The bandits' identities are well-established, and that's what sets the action in motion. The peasants know who they are, and know that you can't bargain with them.
KIKUCHIYO: You had the nerve to ask me if I was a samurai. Didn't you? I never forget a face. Look, I'm a real samurai, all right.
Out of all the characters, Kikuchiyo is the one who has the most to figure out about who he is. (He gets a lot of quotes in this section.) Everyone else is pretty much in the zone as far as that goes, but Kikuchiyo is fighting social expectations, lack of training and his old wild-and-crazy nature to become something entirely different. It's a brave fight, and, in our book at least, an ultimately successful one.
KAMBEI: I am only a ronin, not a samurai, and I have no disciples.
Kambei doesn't need to prove who he is to anyone. He knows it, and he's using that sense of identity to guide his actions. Ironically, he ends up relenting, suggesting that even his identity can change if the circumstances dictate.
KIKUCHIYO: What do you think of farmers? You think they're saints? Hah! They're foxy beasts! They say, "We've got no rice, we've no wheat. We've got nothing!" But they have! They have everything! Dig under the floors! Or search the barns! You'll find plenty! Beans, salt, rice, sake! Look in the valleys, they've got hidden warehouses! They pose as saints but are full of lies! If they smell a battle, they hunt the defeated! They're nothing but stingy, greedy, blubbering, foxy and mean! God damn it all! But then who made them such beasts? You did! You samurai did it! You burn their villages! Destroy their farms! Steal their food! Force them to labor! Take their women! And kill them if they resist! So what should farmers do?
KAMBEI: You were the son of a farmer, weren't you?
And… Kikuchiyo is de-pantsed. He's so critical of peasants because he used to be one, which demonstrates a healthy(?) self-hatred going on. But he also understands the peasants in ways that the other samurai don't, and bridging that gap ultimately becomes an important part of him cementing his identity.

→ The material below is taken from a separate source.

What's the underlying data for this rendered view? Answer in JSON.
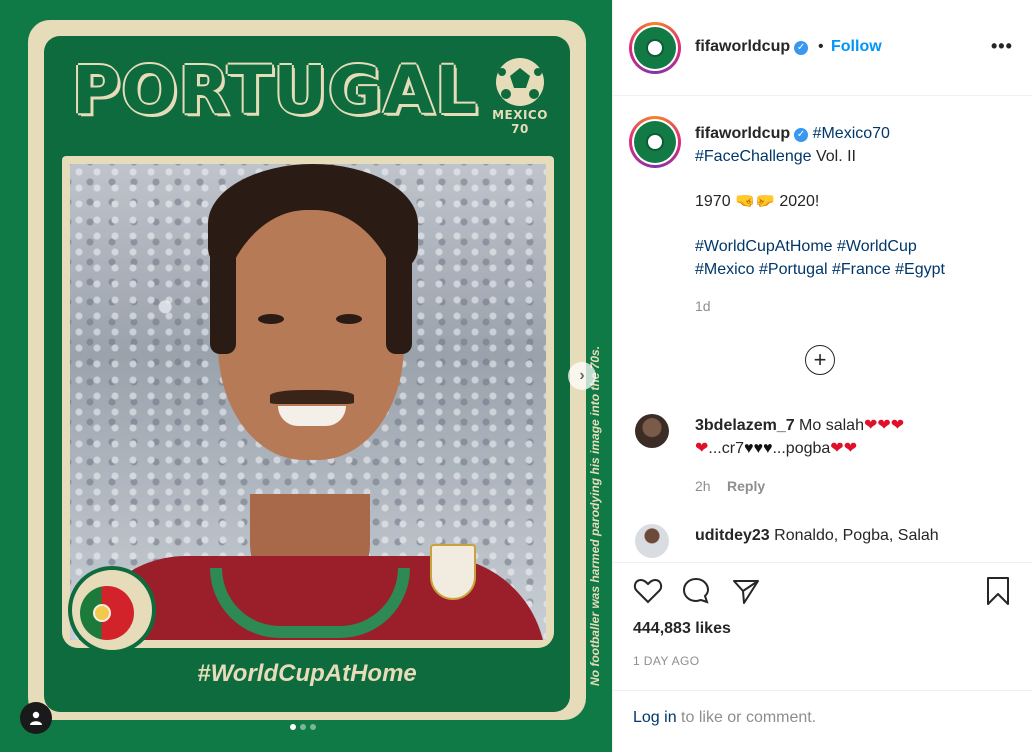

KIKUCHIYO: There, just you look at this. It's been handed down in my family for
generations and generations. And you asked me if I were a samurai! Look at this! Just look at this!
This quote is interesting because Kikuchiyo is trying to prove who he is with an object. One of the reasons he fails here is that he hasn't figured out that a samurai means more than just having a paper and carrying a sword.
KATSUSHIRO: Do you think he's a real samurai?
KAMBEI: Well, he thinks he is.
Fake it 'til you make it, baby. They're talking about Kikuchiyo, who's so devoted to becoming a samurai that he gets there by sheer force of will.
KIKUCHIYO: What are you making?
HEIHACHI: A banner.
KIKUCHIYO: A banner?
HEIHACHI: Something to hold up, hoist high. You know: something to stir our fighting spirit.
Identity in banner form: a neat idea. Heihachi's idea entails giving them all a new, shared, sense of identity. The banner unites them, and whoever they may have been, it shows them what they are now… and what they need to do if they want to survive.
KIKUCHIYO: This baby. It's me! The same thing happened to me!
You can argue that Kikuchiyo can't really become a samurai until this moment: when he admits who he is and embraces it with sympathy for himself. He still has a few things to learn, but that's a big step towards becoming the samurai he wants to be.
KATSUSHIRO: He has the real samurai spirit. He is totally fearless. Yet, at the
same time, he is gentle, and modest: look how he acted after we went and got that gun. And how he went too, just as though he were going up into the hills to look for mushrooms.
Like Kambei, Kyuzo knows exactly who he is, and finds peace in that. He's unaffected by the bad things going on in this world, and his actions are entirely based around that self-knowledge. The film sees a lot to admire in him, though it also acknowledges that such perfect self-awareness isn't necessarily going to save you.